◆ Exercise prompt ◆
The response should consist of the records, reproduced exactly.

◆ Data provided ◆
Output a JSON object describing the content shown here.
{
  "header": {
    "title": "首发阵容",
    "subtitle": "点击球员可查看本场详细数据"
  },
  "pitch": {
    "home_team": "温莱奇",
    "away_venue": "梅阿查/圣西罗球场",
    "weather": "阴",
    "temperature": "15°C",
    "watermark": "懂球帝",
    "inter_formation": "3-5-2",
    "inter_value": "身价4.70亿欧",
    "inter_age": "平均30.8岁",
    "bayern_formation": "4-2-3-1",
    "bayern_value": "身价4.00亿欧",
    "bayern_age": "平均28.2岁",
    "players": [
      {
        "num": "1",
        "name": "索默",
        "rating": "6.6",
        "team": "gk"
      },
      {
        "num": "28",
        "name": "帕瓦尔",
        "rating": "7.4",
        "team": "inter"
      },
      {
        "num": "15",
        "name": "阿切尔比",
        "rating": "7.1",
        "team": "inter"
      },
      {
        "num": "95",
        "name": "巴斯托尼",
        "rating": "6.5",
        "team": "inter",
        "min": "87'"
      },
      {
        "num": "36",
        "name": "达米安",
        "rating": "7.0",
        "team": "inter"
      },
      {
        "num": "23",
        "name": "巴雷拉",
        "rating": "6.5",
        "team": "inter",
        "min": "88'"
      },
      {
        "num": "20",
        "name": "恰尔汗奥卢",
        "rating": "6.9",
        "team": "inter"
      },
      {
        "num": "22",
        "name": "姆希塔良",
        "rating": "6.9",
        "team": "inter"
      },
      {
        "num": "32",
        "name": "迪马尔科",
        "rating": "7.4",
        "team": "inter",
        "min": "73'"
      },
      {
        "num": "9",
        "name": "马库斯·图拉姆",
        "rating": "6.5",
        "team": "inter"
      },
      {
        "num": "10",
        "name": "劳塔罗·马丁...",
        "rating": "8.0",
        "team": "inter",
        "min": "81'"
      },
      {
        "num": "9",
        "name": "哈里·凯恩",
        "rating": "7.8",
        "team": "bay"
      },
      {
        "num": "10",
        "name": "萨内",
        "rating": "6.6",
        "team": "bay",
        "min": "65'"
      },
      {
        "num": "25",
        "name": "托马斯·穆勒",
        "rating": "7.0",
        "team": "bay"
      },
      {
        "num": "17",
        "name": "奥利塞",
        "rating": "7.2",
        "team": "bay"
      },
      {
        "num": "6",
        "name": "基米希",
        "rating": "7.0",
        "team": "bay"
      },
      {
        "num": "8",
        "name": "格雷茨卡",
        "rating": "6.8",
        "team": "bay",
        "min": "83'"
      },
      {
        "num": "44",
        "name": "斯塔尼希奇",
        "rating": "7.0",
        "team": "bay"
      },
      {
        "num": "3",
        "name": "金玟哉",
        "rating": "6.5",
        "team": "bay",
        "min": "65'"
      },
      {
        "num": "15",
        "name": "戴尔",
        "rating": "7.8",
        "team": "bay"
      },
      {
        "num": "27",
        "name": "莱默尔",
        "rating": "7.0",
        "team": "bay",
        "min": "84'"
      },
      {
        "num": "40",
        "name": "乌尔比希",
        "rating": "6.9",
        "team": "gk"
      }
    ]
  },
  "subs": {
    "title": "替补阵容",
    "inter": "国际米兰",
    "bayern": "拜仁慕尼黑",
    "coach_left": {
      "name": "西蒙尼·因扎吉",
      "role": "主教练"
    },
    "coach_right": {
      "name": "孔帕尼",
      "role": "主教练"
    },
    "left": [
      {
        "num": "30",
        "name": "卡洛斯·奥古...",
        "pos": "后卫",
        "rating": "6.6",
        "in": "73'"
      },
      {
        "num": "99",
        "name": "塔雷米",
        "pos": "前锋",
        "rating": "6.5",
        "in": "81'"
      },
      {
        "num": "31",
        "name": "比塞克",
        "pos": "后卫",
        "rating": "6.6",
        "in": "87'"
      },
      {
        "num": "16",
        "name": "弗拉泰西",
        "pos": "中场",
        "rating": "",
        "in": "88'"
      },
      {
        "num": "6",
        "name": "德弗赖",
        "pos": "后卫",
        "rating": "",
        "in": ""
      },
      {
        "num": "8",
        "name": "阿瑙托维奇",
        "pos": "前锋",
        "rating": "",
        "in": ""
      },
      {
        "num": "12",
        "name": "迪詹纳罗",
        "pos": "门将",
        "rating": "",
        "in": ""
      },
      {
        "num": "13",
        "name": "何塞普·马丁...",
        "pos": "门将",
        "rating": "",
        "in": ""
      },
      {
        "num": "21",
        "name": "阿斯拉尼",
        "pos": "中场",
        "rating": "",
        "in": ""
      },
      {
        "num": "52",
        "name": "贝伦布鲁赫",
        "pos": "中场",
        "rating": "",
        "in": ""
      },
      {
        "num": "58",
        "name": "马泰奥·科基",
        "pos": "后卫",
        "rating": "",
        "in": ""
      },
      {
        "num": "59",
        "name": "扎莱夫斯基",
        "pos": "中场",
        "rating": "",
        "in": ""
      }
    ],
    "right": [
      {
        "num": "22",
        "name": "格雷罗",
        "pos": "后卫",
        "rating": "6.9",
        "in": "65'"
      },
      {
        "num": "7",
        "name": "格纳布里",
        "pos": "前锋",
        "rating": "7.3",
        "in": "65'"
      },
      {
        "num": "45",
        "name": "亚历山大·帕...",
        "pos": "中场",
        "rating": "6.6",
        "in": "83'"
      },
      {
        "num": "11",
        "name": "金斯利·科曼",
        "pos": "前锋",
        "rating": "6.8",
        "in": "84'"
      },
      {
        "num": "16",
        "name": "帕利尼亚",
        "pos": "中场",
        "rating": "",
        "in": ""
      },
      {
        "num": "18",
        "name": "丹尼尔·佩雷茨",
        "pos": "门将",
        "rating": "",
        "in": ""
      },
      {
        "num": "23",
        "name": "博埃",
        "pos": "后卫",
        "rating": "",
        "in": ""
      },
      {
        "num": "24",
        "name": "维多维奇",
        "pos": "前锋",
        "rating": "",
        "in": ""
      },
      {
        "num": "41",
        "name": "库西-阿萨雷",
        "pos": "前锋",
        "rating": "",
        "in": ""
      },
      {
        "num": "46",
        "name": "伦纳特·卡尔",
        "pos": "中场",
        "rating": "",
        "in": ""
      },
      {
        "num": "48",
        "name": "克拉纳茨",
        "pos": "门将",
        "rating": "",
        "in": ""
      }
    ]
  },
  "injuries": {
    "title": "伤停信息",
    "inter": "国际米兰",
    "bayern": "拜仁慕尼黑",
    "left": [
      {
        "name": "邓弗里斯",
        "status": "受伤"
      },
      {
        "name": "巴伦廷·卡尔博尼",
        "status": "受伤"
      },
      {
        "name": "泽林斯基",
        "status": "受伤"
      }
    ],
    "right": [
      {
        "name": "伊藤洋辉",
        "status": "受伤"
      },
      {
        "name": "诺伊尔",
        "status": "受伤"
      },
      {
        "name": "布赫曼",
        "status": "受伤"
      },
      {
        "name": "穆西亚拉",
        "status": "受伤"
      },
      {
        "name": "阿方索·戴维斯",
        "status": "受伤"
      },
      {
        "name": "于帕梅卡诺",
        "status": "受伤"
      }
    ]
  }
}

◆ The answer ◆
Output a JSON object describing the content shown here.
{
  "header": {
    "title": "首发阵容",
    "subtitle": "点击球员可查看本场详细数据"
  },
  "pitch": {
    "home_team": "温莱奇",
    "away_venue": "梅阿查/圣西罗球场",
    "weather": "阴",
    "temperature": "15°C",
    "watermark": "懂球帝",
    "inter_formation": "3-5-2",
    "inter_value": "身价4.70亿欧",
    "inter_age": "平均30.8岁",
    "bayern_formation": "4-2-3-1",
    "bayern_value": "身价4.00亿欧",
    "bayern_age": "平均28.2岁",
    "players": [
      {
        "num": "1",
        "name": "索默",
        "rating": "6.6",
        "team": "gk"
      },
      {
        "num": "28",
        "name": "帕瓦尔",
        "rating": "7.4",
        "team": "inter"
      },
      {
        "num": "15",
        "name": "阿切尔比",
        "rating": "7.1",
        "team": "inter"
      },
      {
        "num": "95",
        "name": "巴斯托尼",
        "rating": "6.5",
        "team": "inter",
        "min": "87'"
      },
      {
        "num": "36",
        "name": "达米安",
        "rating": "7.0",
        "team": "inter"
      },
      {
        "num": "23",
        "name": "巴雷拉",
        "rating": "6.5",
        "team": "inter",
        "min": "88'"
      },
      {
        "num": "20",
        "name": "恰尔汗奥卢",
        "rating": "6.9",
        "team": "inter"
      },
      {
        "num": "22",
        "name": "姆希塔良",
        "rating": "6.9",
        "team": "inter"
      },
      {
        "num": "32",
        "name": "迪马尔科",
        "rating": "7.4",
        "team": "inter",
        "min": "73'"
      },
      {
        "num": "9",
        "name": "马库斯·图拉姆",
        "rating": "6.5",
        "team": "inter"
      },
      {
        "num": "10",
        "name": "劳塔罗·马丁...",
        "rating": "8.0",
        "team": "inter",
        "min": "81'"
      },
      {
        "num": "9",
        "name": "哈里·凯恩",
        "rating": "7.8",
        "team": "bay"
      },
      {
        "num": "10",
        "name": "萨内",
        "rating": "6.6",
        "team": "bay",
        "min": "65'"
      },
      {
        "num": "25",
        "name": "托马斯·穆勒",
        "rating": "7.0",
        "team": "bay"
      },
      {
        "num": "17",
        "name": "奥利塞",
        "rating": "7.2",
        "team": "bay"
      },
      {
        "num": "6",
        "name": "基米希",
        "rating": "7.0",
        "team": "bay"
      },
      {
        "num": "8",
        "name": "格雷茨卡",
        "rating": "6.8",
        "team": "bay",
        "min": "83'"
      },
      {
        "num": "44",
        "name": "斯塔尼希奇",
        "rating": "7.0",
        "team": "bay"
      },
      {
        "num": "3",
        "name": "金玟哉",
        "rating": "6.5",
        "team": "bay",
        "min": "65'"
      },
      {
        "num": "15",
        "name": "戴尔",
        "rating": "7.8",
        "team": "bay"
      },
      {
        "num": "27",
        "name": "莱默尔",
        "rating": "7.0",
        "team": "bay",
        "min": "84'"
      },
      {
        "num": "40",
        "name": "乌尔比希",
        "rating": "6.9",
        "team": "gk"
      }
    ]
  },
  "subs": {
    "title": "替补阵容",
    "inter": "国际米兰",
    "bayern": "拜仁慕尼黑",
    "coach_left": {
      "name": "西蒙尼·因扎吉",
      "role": "主教练"
    },
    "coach_right": {
      "name": "孔帕尼",
      "role": "主教练"
    },
    "left": [
      {
        "num": "30",
        "name": "卡洛斯·奥古...",
        "pos": "后卫",
        "rating": "6.6",
        "in": "73'"
      },
      {
        "num": "99",
        "name": "塔雷米",
        "pos": "前锋",
        "rating": "6.5",
        "in": "81'"
      },
      {
        "num": "31",
        "name": "比塞克",
        "pos": "后卫",
        "rating": "6.6",
        "in": "87'"
      },
      {
        "num": "16",
        "name": "弗拉泰西",
        "pos": "中场",
        "rating": "",
        "in": "88'"
      },
      {
        "num": "6",
        "name": "德弗赖",
        "pos": "后卫",
        "rating": "",
        "in": ""
      },
      {
        "num": "8",
        "name": "阿瑙托维奇",
        "pos": "前锋",
        "rating": "",
        "in": ""
      },
      {
        "num": "12",
        "name": "迪詹纳罗",
        "pos": "门将",
        "rating": "",
        "in": ""
      },
      {
        "num": "13",
        "name": "何塞普·马丁...",
        "pos": "门将",
        "rating": "",
        "in": ""
      },
      {
        "num": "21",
        "name": "阿斯拉尼",
        "pos": "中场",
        "rating": "",
        "in": ""
      },
      {
        "num": "52",
        "name": "贝伦布鲁赫",
        "pos": "中场",
        "rating": "",
        "in": ""
      },
      {
        "num": "58",
        "name": "马泰奥·科基",
        "pos": "后卫",
        "rating": "",
        "in": ""
      },
      {
        "num": "59",
        "name": "扎莱夫斯基",
        "pos": "中场",
        "rating": "",
        "in": ""
      }
    ],
    "right": [
      {
        "num": "22",
        "name": "格雷罗",
        "pos": "后卫",
        "rating": "6.9",
        "in": "65'"
      },
      {
        "num": "7",
        "name": "格纳布里",
        "pos": "前锋",
        "rating": "7.3",
        "in": "65'"
      },
      {
        "num": "45",
        "name": "亚历山大·帕...",
        "pos": "中场",
        "rating": "6.6",
        "in": "83'"
      },
      {
        "num": "11",
        "name": "金斯利·科曼",
        "pos": "前锋",
        "rating": "6.8",
        "in": "84'"
      },
      {
        "num": "16",
        "name": "帕利尼亚",
        "pos": "中场",
        "rating": "",
        "in": ""
      },
      {
        "num": "18",
        "name": "丹尼尔·佩雷茨",
        "pos": "门将",
        "rating": "",
        "in": ""
      },
      {
        "num": "23",
        "name": "博埃",
        "pos": "后卫",
        "rating": "",
        "in": ""
      },
      {
        "num": "24",
        "name": "维多维奇",
        "pos": "前锋",
        "rating": "",
        "in": ""
      },
      {
        "num": "41",
        "name": "库西-阿萨雷",
        "pos": "前锋",
        "rating": "",
        "in": ""
      },
      {
        "num": "46",
        "name": "伦纳特·卡尔",
        "pos": "中场",
        "rating": "",
        "in": ""
      },
      {
        "num": "48",
        "name": "克拉纳茨",
        "pos": "门将",
        "rating": "",
        "in": ""
      }
    ]
  },
  "injuries": {
    "title": "伤停信息",
    "inter": "国际米兰",
    "bayern": "拜仁慕尼黑",
    "left": [
      {
        "name": "邓弗里斯",
        "status": "受伤"
      },
      {
        "name": "巴伦廷·卡尔博尼",
        "status": "受伤"
      },
      {
        "name": "泽林斯基",
        "status": "受伤"
      }
    ],
    "right": [
      {
        "name": "伊藤洋辉",
        "status": "受伤"
      },
      {
        "name": "诺伊尔",
        "status": "受伤"
      },
      {
        "name": "布赫曼",
        "status": "受伤"
      },
      {
        "name": "穆西亚拉",
        "status": "受伤"
      },
      {
        "name": "阿方索·戴维斯",
        "status": "受伤"
      },
      {
        "name": "于帕梅卡诺",
        "status": "受伤"
      }
    ]
  }
}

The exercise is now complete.